Instituted “to protect investors by improving the accuracy and reliability of corporate disclosures made pursuant to the securities laws,” the Sarbanes-Oxley Act (commonly referred to as SOX) established a stricter protocol for internal controls that affect financial reporting and security within publicly traded
What Is Sox Process?
SOX Process Management for SOX Compliance The Sarbanes Oxley Act (SOX) was enacted by US Congress to prevent accounting fraudulent. SOX processes document regulatory requirements, requiring organizations to manage compliance issues in an efficient way.
What Are Sox Internal Controls?
A review of a company’s internal controls is often the largest components of a SOX compliance audit. Internal controls include all IT assets, including any computers, network hardware, and other electronic equipment that financial data passes through.
What Is Section 404 Of The Sarbanes Oxley Act?
SOX Section 404 (Sarbanes-Oxley Act Section 404) mandates that all publicly-traded companies must establish internal controls and procedures for financial reporting and must document, test and maintain those controls and procedures to ensure their effectiveness.
What Is A Sox Audit?

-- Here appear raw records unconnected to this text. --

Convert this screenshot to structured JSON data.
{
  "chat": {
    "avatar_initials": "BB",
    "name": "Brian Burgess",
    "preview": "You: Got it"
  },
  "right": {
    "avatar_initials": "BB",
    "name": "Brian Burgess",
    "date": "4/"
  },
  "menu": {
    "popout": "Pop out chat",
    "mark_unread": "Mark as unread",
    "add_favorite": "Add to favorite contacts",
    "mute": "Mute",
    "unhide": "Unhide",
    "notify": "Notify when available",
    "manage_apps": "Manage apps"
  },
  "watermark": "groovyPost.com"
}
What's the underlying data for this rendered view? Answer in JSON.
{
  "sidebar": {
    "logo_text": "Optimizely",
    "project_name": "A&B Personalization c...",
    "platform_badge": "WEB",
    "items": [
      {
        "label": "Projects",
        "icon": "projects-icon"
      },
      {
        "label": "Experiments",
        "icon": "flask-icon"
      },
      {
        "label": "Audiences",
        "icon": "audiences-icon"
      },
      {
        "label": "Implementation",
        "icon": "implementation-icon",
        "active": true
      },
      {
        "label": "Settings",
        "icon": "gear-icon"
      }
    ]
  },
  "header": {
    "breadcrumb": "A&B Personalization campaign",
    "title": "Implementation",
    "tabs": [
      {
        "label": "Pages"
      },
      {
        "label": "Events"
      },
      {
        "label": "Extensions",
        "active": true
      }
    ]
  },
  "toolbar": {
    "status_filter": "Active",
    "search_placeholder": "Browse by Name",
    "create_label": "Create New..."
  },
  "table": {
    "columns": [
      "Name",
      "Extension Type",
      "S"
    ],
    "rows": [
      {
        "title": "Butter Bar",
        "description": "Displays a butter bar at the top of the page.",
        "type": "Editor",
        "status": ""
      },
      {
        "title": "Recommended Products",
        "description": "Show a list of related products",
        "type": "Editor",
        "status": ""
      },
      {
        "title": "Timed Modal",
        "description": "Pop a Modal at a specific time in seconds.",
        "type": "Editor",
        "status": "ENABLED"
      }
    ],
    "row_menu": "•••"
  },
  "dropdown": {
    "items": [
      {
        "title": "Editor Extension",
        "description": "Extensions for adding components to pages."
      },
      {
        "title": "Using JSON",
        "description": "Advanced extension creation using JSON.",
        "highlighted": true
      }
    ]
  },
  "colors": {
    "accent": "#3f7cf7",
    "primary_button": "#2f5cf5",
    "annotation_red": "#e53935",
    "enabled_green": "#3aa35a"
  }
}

A SOX compliance audit is a measure of how well your company manages its internal controls. While SOX doesn’t specifically mention information security, for practical purposes, an internal control is understood to be any type of protocol dealing with the infrastructure that handles your financial data.
Why Is Section 404 Of Sox Important?
Section 404 aims to rebuild public trust by bolstering the internal controls that under-pin the accuracy and reliability of published financial information. Another part of the law, Section 103, requires direct auditor reporting on the effectiveness of public company internal controls.
Do Private Companies Have To Comply With Sox?
Yes, Sarbanes-Oxley Applies to Private Companies. Since its enactment in 2002, the Sarbanes-Oxley Act (“SOX”) has been widely perceived to regulate only publicly held companies. That perception is not, and has never been, correct. There are some provisions of SOX that expressly apply to privately held companies.
What Is Soc Compliance?
What is SOC 2 compliance? SOC 2 compliance is a component of the American Institute of CPAs (AICPA)’s Service Organization Control reporting platform. Its goal is to make sure that systems are set up so they assure security, availability, processing integrity, confidentiality, and privacy of customer data.
How Do You Do A Sox Audit?
6 Steps to Performing Your SOX Risk Assessment Step 1 – Determine what is considered material to the P&L and balance sheet. Step 2 – Determine all locations with material account balances. Step 3 – Identify transactions populating material account balances. Step 4 – Identify financial reporting risks for material accounts.
What Provisions Does Sarbanes Oxley Apply To Private Companies?
Provisions That Apply to Private Companies Criminal liability for document destruction. Increased penalties for securities fraud. Increased liability for white-collar crimes. Liability for retaliation against whistleblowers.
Who Does Sox Act Apply To?
A number of provisions of the Act also apply to privately held companies, such as the willful destruction of evidence to impede a federal investigation. The bill, which contains eleven sections, was enacted as a reaction to a number of major corporate and accounting scandals, including Enron and WorldCom.
Does Sarbanes Oxley Work?
But, lawyers and analysts say that for the most part Sarbanes-Oxley is working. It has strengthened auditing, made the accounting industry a better steward of financial standards, and fended off Enron-sized book-cooking disasters. Sarbanes-Oxley also increased criminal penalties for various kinds of financial fraud.
Does Sarbanes Oxley Apply To Government?
Enacted in 2002, SOX is often thought to apply only to publicly-traded companies, but that is not the case. Closely-held companies, particularly government contractors making SOX representations, should establish best practices governance standards in order to ensure SOX compliance.